This past July, the strictest voter ID law in the country was repealed by the 5th Circuit Court of Appeals in the ruling of Veasey v. Abbott after it was found to disproportionately hinder the ability of African Americans and Latinos to vote, in violation of the 1965 Voting Rights Act.
But this did not stop the state of Texas from disseminating information containing false voter ID requirements in the press and on official voting materials.
The overturned law allowed military IDs and concealed handgun carry permits to be used as voter identification, but forbade employee photo IDs and university photo IDs. The law was found to privilege forms of identification that were more likely to be held by white voters and excluded those more likely to belong to people of color.

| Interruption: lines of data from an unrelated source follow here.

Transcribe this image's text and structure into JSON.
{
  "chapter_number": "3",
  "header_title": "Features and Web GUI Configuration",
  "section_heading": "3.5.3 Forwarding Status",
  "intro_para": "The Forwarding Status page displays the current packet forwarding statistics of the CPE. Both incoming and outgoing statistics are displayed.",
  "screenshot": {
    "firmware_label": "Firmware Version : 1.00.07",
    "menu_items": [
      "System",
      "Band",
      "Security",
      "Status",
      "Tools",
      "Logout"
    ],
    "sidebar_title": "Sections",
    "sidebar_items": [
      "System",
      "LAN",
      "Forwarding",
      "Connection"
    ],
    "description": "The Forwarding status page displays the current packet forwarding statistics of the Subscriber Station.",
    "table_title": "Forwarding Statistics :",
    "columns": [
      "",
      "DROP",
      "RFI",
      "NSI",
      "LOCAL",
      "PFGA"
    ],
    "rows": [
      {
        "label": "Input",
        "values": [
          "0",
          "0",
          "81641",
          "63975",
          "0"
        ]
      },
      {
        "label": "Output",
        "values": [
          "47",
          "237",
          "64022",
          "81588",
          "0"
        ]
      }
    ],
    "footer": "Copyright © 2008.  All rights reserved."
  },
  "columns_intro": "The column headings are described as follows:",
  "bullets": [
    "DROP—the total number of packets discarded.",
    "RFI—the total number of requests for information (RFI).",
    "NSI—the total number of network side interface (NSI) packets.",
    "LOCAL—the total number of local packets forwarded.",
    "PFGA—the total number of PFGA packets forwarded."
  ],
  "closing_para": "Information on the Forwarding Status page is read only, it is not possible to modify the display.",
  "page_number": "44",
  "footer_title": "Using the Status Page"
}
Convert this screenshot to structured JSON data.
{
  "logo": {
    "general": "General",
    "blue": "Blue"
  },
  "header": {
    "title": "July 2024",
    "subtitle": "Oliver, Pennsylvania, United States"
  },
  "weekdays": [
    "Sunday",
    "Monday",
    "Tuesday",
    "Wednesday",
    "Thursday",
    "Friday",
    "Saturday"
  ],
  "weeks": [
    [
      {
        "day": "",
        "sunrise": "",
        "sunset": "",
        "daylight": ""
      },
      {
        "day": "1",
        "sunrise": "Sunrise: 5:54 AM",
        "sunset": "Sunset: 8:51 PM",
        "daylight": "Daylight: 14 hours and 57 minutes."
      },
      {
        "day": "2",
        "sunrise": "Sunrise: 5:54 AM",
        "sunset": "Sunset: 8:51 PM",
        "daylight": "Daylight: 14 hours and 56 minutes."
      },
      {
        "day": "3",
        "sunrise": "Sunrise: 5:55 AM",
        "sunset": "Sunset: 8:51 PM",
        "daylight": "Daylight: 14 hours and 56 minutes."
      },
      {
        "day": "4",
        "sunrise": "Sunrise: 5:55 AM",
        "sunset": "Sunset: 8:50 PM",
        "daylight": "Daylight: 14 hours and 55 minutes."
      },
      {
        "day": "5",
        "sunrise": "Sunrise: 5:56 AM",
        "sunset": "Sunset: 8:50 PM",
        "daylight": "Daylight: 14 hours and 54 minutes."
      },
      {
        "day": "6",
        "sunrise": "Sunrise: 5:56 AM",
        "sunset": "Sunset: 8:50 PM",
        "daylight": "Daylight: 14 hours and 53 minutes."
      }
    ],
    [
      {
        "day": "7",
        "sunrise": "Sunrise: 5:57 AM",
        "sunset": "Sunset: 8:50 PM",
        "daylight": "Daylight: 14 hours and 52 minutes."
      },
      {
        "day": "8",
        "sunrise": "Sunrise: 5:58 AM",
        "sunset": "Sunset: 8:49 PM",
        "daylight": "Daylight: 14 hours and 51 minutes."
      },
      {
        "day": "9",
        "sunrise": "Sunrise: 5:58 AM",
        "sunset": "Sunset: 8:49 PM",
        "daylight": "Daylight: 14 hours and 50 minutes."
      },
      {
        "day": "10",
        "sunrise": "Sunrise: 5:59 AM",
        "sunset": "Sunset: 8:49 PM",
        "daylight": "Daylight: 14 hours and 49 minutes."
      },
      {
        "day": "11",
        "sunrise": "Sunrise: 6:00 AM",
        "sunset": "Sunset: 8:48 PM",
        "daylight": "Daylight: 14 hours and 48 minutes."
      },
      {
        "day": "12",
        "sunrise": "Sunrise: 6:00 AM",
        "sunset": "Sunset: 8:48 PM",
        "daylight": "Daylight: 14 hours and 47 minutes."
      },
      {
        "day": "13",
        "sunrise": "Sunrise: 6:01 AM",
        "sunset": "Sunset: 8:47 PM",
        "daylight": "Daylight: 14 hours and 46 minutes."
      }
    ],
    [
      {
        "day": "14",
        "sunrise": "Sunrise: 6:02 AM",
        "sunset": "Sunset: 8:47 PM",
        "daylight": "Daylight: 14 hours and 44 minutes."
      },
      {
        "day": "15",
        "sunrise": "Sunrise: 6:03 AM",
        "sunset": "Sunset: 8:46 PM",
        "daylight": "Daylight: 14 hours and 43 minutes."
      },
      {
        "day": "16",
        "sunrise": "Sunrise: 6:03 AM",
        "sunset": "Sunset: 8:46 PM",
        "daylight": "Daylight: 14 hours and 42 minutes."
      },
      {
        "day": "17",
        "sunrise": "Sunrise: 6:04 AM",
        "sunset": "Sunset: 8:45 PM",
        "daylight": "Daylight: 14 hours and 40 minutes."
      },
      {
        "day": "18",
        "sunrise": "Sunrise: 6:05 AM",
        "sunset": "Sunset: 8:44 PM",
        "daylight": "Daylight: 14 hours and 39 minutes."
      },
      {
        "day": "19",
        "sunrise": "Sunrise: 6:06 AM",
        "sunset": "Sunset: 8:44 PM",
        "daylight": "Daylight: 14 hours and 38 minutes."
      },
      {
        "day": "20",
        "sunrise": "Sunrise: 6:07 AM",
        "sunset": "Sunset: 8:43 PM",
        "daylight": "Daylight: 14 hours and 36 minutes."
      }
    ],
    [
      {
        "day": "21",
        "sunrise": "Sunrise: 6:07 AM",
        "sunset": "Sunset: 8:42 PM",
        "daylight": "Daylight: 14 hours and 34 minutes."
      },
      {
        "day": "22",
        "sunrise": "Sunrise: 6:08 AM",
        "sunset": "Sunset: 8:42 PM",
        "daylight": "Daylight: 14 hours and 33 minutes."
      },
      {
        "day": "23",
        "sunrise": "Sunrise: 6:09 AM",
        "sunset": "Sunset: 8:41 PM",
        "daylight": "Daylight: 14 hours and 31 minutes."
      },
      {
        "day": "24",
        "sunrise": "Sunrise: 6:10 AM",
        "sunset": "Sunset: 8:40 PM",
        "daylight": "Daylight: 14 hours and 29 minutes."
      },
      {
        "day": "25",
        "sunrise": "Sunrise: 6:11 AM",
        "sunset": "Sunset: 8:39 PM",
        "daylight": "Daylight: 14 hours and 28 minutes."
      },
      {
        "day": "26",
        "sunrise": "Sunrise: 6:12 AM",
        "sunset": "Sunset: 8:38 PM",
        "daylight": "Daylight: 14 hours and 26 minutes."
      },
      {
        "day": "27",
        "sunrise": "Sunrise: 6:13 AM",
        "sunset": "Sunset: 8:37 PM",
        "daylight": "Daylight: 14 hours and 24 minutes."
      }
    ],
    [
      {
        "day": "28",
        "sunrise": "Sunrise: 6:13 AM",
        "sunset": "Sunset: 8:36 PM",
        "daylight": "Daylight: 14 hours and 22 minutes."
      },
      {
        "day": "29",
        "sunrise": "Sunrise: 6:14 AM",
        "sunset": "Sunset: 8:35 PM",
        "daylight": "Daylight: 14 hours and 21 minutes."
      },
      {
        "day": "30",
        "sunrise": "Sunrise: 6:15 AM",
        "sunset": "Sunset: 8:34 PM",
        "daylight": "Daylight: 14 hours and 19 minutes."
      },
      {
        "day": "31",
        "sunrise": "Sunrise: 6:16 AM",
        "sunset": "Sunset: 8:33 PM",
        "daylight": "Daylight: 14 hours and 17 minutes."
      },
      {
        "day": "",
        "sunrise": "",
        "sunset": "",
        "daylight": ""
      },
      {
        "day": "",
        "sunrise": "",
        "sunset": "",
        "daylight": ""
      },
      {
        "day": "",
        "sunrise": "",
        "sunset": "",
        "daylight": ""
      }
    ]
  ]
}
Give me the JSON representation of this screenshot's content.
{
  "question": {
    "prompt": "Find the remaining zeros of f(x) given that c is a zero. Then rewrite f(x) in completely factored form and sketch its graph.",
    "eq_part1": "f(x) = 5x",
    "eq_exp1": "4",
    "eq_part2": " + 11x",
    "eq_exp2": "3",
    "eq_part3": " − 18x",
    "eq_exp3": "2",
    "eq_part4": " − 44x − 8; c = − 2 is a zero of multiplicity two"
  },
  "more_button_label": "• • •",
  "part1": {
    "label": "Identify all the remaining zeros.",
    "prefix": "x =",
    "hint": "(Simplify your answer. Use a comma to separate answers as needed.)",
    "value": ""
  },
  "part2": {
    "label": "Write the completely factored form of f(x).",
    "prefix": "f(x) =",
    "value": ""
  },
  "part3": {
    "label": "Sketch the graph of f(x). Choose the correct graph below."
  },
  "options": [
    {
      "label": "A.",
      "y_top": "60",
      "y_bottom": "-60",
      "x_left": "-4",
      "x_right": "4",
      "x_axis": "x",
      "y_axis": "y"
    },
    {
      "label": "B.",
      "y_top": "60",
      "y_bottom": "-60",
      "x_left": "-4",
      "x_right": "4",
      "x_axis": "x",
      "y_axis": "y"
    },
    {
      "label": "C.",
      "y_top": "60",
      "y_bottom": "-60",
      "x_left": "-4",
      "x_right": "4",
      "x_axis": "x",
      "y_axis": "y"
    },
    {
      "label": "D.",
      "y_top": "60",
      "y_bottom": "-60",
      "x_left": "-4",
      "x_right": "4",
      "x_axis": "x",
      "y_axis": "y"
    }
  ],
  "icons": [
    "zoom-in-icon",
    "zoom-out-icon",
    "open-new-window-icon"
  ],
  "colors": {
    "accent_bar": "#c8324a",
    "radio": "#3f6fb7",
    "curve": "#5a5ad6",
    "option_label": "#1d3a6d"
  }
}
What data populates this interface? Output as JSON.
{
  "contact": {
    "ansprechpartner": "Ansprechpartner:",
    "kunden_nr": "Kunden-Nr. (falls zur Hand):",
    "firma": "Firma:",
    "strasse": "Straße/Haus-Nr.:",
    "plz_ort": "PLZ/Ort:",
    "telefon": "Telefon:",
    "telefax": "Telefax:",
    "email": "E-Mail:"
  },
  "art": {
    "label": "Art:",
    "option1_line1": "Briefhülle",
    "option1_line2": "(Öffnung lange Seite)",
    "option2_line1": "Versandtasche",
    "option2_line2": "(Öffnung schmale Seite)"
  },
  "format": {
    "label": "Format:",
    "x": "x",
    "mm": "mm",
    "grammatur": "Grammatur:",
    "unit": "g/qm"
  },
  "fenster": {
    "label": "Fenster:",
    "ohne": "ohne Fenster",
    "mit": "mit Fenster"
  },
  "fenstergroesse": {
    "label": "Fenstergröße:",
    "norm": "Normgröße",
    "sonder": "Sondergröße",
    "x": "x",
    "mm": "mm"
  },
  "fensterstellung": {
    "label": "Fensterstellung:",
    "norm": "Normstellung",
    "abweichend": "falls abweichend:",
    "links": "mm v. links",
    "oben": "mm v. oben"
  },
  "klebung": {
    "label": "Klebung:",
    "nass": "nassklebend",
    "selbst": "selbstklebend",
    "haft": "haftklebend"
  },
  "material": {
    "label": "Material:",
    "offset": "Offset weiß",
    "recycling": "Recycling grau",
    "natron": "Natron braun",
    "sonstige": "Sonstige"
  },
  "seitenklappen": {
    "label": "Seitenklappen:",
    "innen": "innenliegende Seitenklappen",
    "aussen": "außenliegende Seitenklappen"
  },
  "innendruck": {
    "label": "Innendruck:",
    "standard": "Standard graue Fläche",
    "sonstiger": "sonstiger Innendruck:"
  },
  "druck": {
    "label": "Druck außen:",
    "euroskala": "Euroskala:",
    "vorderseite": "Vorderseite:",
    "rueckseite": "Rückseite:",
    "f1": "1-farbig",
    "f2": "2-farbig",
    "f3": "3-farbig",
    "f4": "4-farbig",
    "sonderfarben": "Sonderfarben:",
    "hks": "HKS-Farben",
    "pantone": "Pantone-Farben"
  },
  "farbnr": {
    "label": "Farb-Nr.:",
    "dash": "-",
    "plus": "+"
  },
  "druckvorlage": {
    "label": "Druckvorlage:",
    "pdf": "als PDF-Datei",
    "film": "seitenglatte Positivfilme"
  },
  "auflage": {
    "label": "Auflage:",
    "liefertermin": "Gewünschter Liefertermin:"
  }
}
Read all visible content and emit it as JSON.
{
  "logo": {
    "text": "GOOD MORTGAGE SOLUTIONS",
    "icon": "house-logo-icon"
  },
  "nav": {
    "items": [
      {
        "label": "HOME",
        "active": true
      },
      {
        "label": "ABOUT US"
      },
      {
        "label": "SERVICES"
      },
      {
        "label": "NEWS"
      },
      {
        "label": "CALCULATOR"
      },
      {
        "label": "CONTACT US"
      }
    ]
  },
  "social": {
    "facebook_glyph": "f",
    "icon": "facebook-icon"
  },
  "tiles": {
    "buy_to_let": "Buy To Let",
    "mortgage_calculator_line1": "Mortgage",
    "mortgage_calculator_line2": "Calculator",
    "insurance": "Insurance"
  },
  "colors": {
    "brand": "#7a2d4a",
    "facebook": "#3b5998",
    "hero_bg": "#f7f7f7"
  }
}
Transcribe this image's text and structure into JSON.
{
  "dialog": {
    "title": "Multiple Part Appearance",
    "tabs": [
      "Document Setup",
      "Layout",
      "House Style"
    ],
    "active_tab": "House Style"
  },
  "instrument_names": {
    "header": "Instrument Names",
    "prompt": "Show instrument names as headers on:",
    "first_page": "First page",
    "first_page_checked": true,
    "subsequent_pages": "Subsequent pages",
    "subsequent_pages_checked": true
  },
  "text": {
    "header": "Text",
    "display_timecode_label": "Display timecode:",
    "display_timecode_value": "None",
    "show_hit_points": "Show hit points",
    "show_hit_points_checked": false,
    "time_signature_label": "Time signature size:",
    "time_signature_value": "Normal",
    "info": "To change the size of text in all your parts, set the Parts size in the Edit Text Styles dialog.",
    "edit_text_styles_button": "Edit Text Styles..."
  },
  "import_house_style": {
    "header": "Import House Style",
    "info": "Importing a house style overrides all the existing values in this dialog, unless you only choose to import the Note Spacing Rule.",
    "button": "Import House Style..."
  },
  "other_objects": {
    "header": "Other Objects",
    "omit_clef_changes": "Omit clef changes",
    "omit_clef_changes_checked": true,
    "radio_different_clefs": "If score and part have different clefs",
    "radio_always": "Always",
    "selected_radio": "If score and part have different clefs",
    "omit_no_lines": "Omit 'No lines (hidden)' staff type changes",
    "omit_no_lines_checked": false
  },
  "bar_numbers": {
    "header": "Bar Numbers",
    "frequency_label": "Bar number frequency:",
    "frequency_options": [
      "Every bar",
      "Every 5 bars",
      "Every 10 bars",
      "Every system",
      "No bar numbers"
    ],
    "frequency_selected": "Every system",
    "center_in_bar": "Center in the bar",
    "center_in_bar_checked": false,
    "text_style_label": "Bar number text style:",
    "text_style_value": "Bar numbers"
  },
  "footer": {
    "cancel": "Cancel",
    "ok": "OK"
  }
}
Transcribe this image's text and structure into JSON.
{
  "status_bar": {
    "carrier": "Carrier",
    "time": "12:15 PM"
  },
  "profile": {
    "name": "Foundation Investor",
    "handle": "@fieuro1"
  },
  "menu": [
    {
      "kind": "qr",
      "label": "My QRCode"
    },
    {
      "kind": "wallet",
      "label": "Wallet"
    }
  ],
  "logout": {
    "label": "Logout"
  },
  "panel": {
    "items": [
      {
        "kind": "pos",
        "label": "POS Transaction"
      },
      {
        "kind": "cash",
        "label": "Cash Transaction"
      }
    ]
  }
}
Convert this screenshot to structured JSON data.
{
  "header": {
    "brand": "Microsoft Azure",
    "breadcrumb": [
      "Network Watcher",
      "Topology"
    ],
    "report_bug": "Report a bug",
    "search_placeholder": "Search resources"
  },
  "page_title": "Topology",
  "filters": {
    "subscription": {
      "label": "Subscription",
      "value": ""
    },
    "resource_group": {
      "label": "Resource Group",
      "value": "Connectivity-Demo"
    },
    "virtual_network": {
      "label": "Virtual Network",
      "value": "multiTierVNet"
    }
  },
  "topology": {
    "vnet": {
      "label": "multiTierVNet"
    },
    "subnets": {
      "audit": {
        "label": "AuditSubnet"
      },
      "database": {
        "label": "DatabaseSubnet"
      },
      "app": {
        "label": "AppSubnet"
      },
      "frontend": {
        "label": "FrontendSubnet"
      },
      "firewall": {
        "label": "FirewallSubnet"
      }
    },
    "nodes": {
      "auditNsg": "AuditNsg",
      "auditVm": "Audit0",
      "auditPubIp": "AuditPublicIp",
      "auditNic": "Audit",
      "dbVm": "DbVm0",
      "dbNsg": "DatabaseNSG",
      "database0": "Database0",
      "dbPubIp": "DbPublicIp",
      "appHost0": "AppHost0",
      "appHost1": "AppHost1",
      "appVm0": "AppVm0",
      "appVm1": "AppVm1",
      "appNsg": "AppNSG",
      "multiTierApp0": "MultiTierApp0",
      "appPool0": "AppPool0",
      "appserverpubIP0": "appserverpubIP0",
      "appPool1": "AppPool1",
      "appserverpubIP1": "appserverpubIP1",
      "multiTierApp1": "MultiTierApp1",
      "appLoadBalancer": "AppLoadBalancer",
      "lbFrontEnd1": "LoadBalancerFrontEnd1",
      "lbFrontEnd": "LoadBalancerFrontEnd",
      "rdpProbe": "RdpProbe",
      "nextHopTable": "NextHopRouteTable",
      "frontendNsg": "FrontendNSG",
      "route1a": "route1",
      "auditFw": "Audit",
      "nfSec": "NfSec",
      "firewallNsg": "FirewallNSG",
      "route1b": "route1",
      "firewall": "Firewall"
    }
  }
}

US District Judge Nelva Gonzales Ramos and the Justice Department found that despite the ruling, the state of Texas proceeded to not only actively mislead the public as to who is eligible to sign affidavits in lieu of IDs, but in some cases, election officials outright lied about there still being a strict ID requirement in place.
Since being placed under federal supervision, Texas has called on the Supreme Court to overturn the appellate court ruling and address what Attorney General Ken Paxton argues was a lack of evidence presented by the case’s plaintiffs showing that “the law resulted in diminished minority political participation or prevented even a single person from voting.”
But the original plaintiffs in the case were individuals who had actively been denied the right to vote in Texas because of the new law. Floyd Carrier was one of those individuals. Despite being well known by the poll workers at his voting location, he did not have an appropriate identification and was not given a provisional ballot or permitted to vote. Another plaintiff did not have available the $42 it would have cost her to procure her birth certificate from the state of Mississippi, excluding her from being able to vote.
Today is National Voter Registration Day. 11 states have passed strict photo ID laws in the wake of the Court’s ruling that essentially decimated Section 5 of the Voting Rights Act. If implemented nationwide, these laws would disenfranchise 21 million registered American voters. Do not take the right to vote for granted. Register here.